A pared-down version of a tax incentive to hire current or former foster youth is now part of a bigger youth employment bill introduced this month in Congress.
“Increasing youth employment opportunities can help address poverty and crime across communities in Illinois,” said Sen. Dick Durbin (Ill.), who co-authored the legislation with Sen. Tammy Duckworth and Rep. Robin Kelly. “As we recover from the pandemic, ensuring this generation of Americans has a fair shot at employment will increase the likelihood our youth will build safe and successful lives and improve the communities they call home.”
The Helping to Encourage Real Opportunities (HERO) for At-Risk Youth Act would amend the federal Work Opportunity Tax Credit (WOTC), which incentivizes the hiring of certain groups who struggle with barriers to employment, to include two groups of young job-searchers:
- “youth ages 16-24 who are out of school and out of work.”
- Any current or former foster youth age 16 up to 21 who was in care within 12 months of being hired.
An employer can gain a $2,400 tax credit through the WOTC, which is now a couple years overdue for reauthorization.
A WOTC credit exclusively for current and former foster youth was first introduced in 2016, built out of the experience of the job training program run by the nonprofit iFoster, which has shown strong results in training foster youth for jobs with Starbucks, Raley’s grocery stores and other corporate partners.
“We pursued this path and the creation of this bill because when we talked to employers, they were not interested in the subsidized work internships or subsidized employment,” said Serita Cox, the co-founder and executive director of iFoster, in an interview with Youth Services Insider back in 2016. “Instead, they felt strongly about the tax credit offered to veterans.”
That bill, the Improved Employment Outcomes for Foster Youth Act, would have offered the tax credit to employers for hiring anyone between 18 and 27 who was in foster care on their 16th birthday.
The new bill has been introduced at a tumultuous time in the employment sector.
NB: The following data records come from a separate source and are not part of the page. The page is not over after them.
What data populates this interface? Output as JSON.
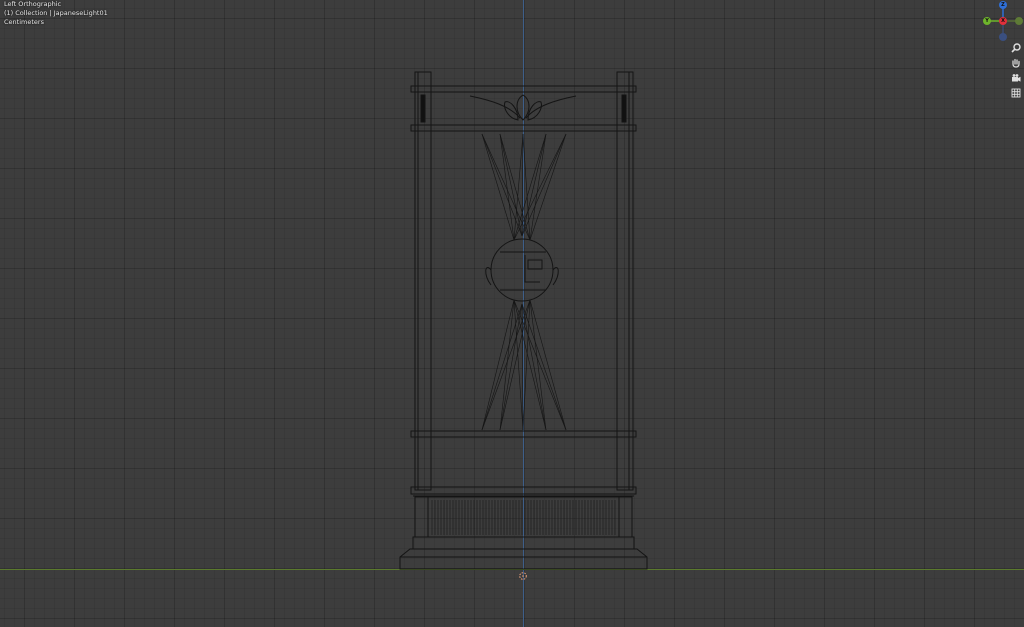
{
  "viewport": {
    "view_name": "Left Orthographic",
    "collection_info": "(1) Collection | JapaneseLight01",
    "units": "Centimeters"
  },
  "gizmo": {
    "axes": [
      {
        "label": "Z",
        "color": "#2f6fd6"
      },
      {
        "label": "Y",
        "color": "#6eb52b"
      },
      {
        "label": "X",
        "color": "#e0303b"
      },
      {
        "label": "",
        "color": "#3a4f80"
      },
      {
        "label": "",
        "color": "#5e7a36"
      }
    ]
  },
  "tools": [
    {
      "name": "zoom",
      "icon": "magnifier-icon"
    },
    {
      "name": "pan",
      "icon": "hand-icon"
    },
    {
      "name": "camera",
      "icon": "camera-icon"
    },
    {
      "name": "ortho-toggle",
      "icon": "grid-icon"
    }
  ],
  "colors": {
    "background": "#3d3d3d",
    "wire": "#111111",
    "axis_y": "#3e5f8a",
    "axis_x": "#5b7a2e"
  }
}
The past two jobs reports have shown lower-than-expected increases – 266,000 new positions were added in April, about one-fourth of what was projected. This is occurring at a time when new jobs are not necessarily scarce; many employers have reported trouble finding workers to fill jobs as more and more of the retail economy opens back up.